[Items from an interface collection]

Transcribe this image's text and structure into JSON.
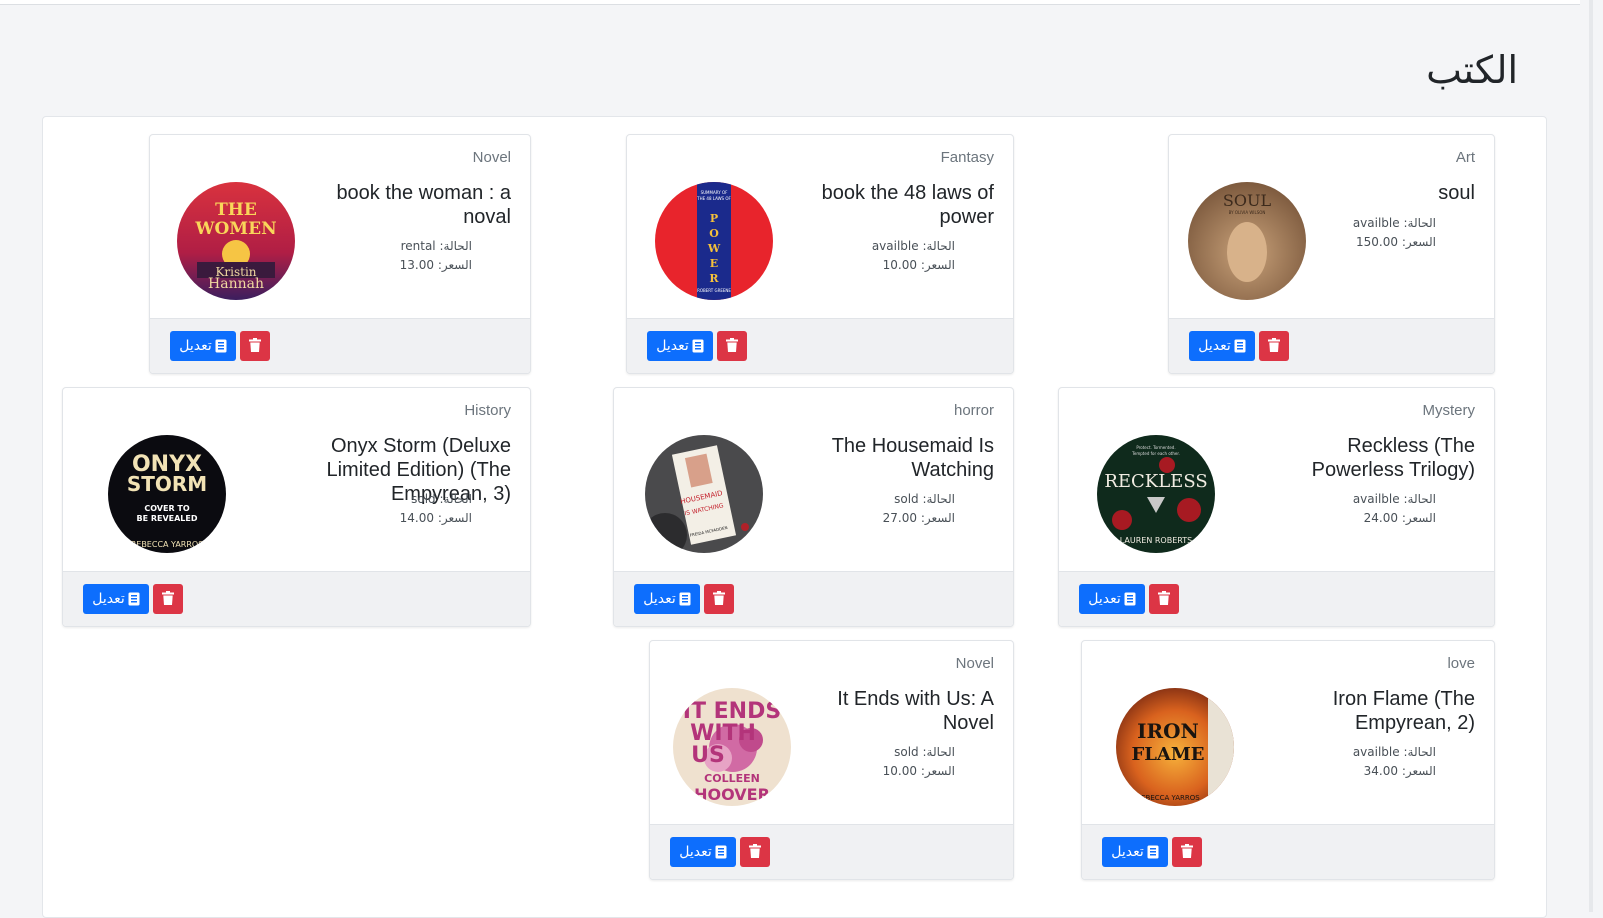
{
  "page": {
    "title": "الكتب"
  },
  "labels": {
    "status_label": "الحالة:",
    "price_label": "السعر:",
    "edit_label": "تعديل"
  },
  "colors": {
    "edit_button": "#0d6efd",
    "delete_button": "#dc3545"
  },
  "books": [
    {
      "category": "Novel",
      "title": "book the woman : a noval",
      "status": "rental",
      "price": "13.00",
      "cover": {
        "icon": "book-cover-the-women",
        "text_lines": [
          "THE",
          "WOMEN",
          "Kristin",
          "Hannah"
        ]
      }
    },
    {
      "category": "Fantasy",
      "title": "book the 48 laws of power",
      "status": "availble",
      "price": "10.00",
      "cover": {
        "icon": "book-cover-48-laws-of-power",
        "text_lines": [
          "SUMMARY OF",
          "THE 48 LAWS OF",
          "POWER",
          "ROBERT GREENE"
        ]
      }
    },
    {
      "category": "Art",
      "title": "soul",
      "status": "availble",
      "price": "150.00",
      "cover": {
        "icon": "book-cover-soul",
        "text_lines": [
          "SOUL",
          "BY OLIVIA WILSON"
        ]
      }
    },
    {
      "category": "History",
      "title": "Onyx Storm (Deluxe Limited Edition) (The Empyrean, 3)",
      "status": "sold",
      "price": "14.00",
      "cover": {
        "icon": "book-cover-onyx-storm",
        "text_lines": [
          "ONYX",
          "STORM",
          "COVER TO",
          "BE REVEALED",
          "REBECCA YARROS"
        ]
      }
    },
    {
      "category": "horror",
      "title": "The Housemaid Is Watching",
      "status": "sold",
      "price": "27.00",
      "cover": {
        "icon": "book-cover-housemaid",
        "text_lines": [
          "THE",
          "HOUSEMAID",
          "IS WATCHING",
          "FREIDA MCFADDEN"
        ]
      }
    },
    {
      "category": "Mystery",
      "title": "Reckless (The Powerless Trilogy)",
      "status": "availble",
      "price": "24.00",
      "cover": {
        "icon": "book-cover-reckless",
        "text_lines": [
          "Protect. Tormented.",
          "Tempted for each other.",
          "RECKLESS",
          "LAUREN ROBERTS"
        ]
      }
    },
    {
      "category": "Novel",
      "title": "It Ends with Us: A Novel",
      "status": "sold",
      "price": "10.00",
      "cover": {
        "icon": "book-cover-it-ends-with-us",
        "text_lines": [
          "IT ENDS",
          "WITH",
          "US",
          "COLLEEN",
          "HOOVER"
        ]
      }
    },
    {
      "category": "love",
      "title": "Iron Flame (The Empyrean, 2)",
      "status": "availble",
      "price": "34.00",
      "cover": {
        "icon": "book-cover-iron-flame",
        "text_lines": [
          "IRON",
          "FLAME",
          "REBECCA YARROS"
        ]
      }
    }
  ]
}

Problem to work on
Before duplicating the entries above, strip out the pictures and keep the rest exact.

Expected answer
Transcribe this image's text and structure into JSON.
{
  "page": {
    "title": "الكتب"
  },
  "labels": {
    "status_label": "الحالة:",
    "price_label": "السعر:",
    "edit_label": "تعديل"
  },
  "colors": {
    "edit_button": "#0d6efd",
    "delete_button": "#dc3545"
  },
  "books": [
    {
      "category": "Novel",
      "title": "book the woman : a noval",
      "status": "rental",
      "price": "13.00",
      "cover": {
        "icon": "book-cover-the-women",
        "text_lines": [
          "THE",
          "WOMEN",
          "Kristin",
          "Hannah"
        ]
      }
    },
    {
      "category": "Fantasy",
      "title": "book the 48 laws of power",
      "status": "availble",
      "price": "10.00",
      "cover": {
        "icon": "book-cover-48-laws-of-power",
        "text_lines": [
          "SUMMARY OF",
          "THE 48 LAWS OF",
          "POWER",
          "ROBERT GREENE"
        ]
      }
    },
    {
      "category": "Art",
      "title": "soul",
      "status": "availble",
      "price": "150.00",
      "cover": {
        "icon": "book-cover-soul",
        "text_lines": [
          "SOUL",
          "BY OLIVIA WILSON"
        ]
      }
    },
    {
      "category": "History",
      "title": "Onyx Storm (Deluxe Limited Edition) (The Empyrean, 3)",
      "status": "sold",
      "price": "14.00",
      "cover": {
        "icon": "book-cover-onyx-storm",
        "text_lines": [
          "ONYX",
          "STORM",
          "COVER TO",
          "BE REVEALED",
          "REBECCA YARROS"
        ]
      }
    },
    {
      "category": "horror",
      "title": "The Housemaid Is Watching",
      "status": "sold",
      "price": "27.00",
      "cover": {
        "icon": "book-cover-housemaid",
        "text_lines": [
          "THE",
          "HOUSEMAID",
          "IS WATCHING",
          "FREIDA MCFADDEN"
        ]
      }
    },
    {
      "category": "Mystery",
      "title": "Reckless (The Powerless Trilogy)",
      "status": "availble",
      "price": "24.00",
      "cover": {
        "icon": "book-cover-reckless",
        "text_lines": [
          "Protect. Tormented.",
          "Tempted for each other.",
          "RECKLESS",
          "LAUREN ROBERTS"
        ]
      }
    },
    {
      "category": "Novel",
      "title": "It Ends with Us: A Novel",
      "status": "sold",
      "price": "10.00",
      "cover": {
        "icon": "book-cover-it-ends-with-us",
        "text_lines": [
          "IT ENDS",
          "WITH",
          "US",
          "COLLEEN",
          "HOOVER"
        ]
      }
    },
    {
      "category": "love",
      "title": "Iron Flame (The Empyrean, 2)",
      "status": "availble",
      "price": "34.00",
      "cover": {
        "icon": "book-cover-iron-flame",
        "text_lines": [
          "IRON",
          "FLAME",
          "REBECCA YARROS"
        ]
      }
    }
  ]
}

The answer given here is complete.